━━━━━ Record extracts
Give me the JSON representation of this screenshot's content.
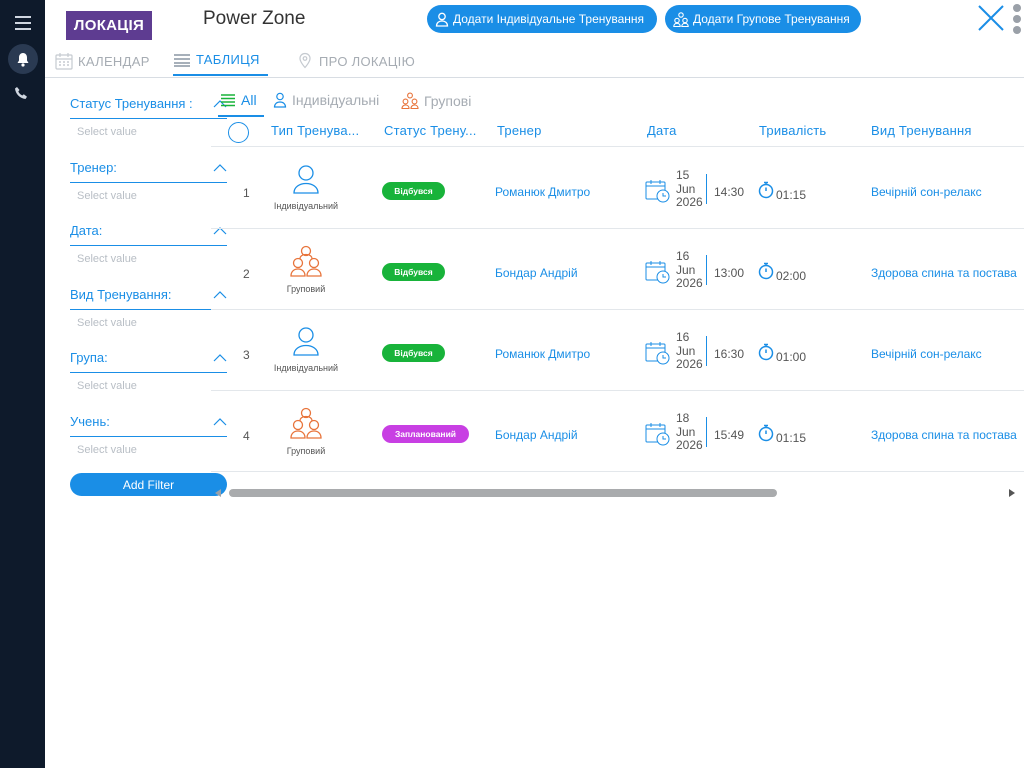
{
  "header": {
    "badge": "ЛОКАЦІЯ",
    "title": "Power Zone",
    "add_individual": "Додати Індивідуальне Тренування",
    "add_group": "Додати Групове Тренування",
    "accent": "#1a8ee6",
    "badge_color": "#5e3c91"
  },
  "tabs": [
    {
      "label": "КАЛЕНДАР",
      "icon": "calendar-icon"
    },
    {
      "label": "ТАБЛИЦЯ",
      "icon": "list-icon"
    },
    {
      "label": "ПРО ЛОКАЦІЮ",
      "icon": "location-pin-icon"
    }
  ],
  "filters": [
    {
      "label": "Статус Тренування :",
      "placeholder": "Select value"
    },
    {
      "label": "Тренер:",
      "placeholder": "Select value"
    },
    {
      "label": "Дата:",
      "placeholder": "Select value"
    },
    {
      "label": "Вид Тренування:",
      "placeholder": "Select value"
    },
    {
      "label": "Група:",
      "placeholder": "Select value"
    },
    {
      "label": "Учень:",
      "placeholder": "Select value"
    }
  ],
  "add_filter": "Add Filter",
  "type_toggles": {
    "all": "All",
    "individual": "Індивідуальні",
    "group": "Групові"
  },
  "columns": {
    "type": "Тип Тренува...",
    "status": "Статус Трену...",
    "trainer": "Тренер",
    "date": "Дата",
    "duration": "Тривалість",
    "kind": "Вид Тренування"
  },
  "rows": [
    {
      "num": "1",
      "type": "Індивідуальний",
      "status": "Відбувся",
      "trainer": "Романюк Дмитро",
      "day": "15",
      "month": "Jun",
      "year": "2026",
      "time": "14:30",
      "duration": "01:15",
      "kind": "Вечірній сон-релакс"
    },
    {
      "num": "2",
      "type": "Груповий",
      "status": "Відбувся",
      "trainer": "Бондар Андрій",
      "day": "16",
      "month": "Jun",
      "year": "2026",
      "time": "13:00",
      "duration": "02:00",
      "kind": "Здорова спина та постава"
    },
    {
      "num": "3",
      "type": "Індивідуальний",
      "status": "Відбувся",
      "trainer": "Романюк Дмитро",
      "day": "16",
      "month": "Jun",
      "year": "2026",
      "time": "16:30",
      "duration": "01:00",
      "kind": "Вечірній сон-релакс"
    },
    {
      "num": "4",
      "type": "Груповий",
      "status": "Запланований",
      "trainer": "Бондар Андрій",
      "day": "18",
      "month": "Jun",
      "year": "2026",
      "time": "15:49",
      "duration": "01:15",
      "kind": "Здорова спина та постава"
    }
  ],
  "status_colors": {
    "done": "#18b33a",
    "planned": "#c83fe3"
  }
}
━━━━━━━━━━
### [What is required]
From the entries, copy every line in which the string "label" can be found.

### [Exercise solution]
      "label": "КАЛЕНДАР",
      "label": "ТАБЛИЦЯ",
      "label": "ПРО ЛОКАЦІЮ",
      "label": "Статус Тренування :",
      "label": "Тренер:",
      "label": "Дата:",
      "label": "Вид Тренування:",
      "label": "Група:",
      "label": "Учень:",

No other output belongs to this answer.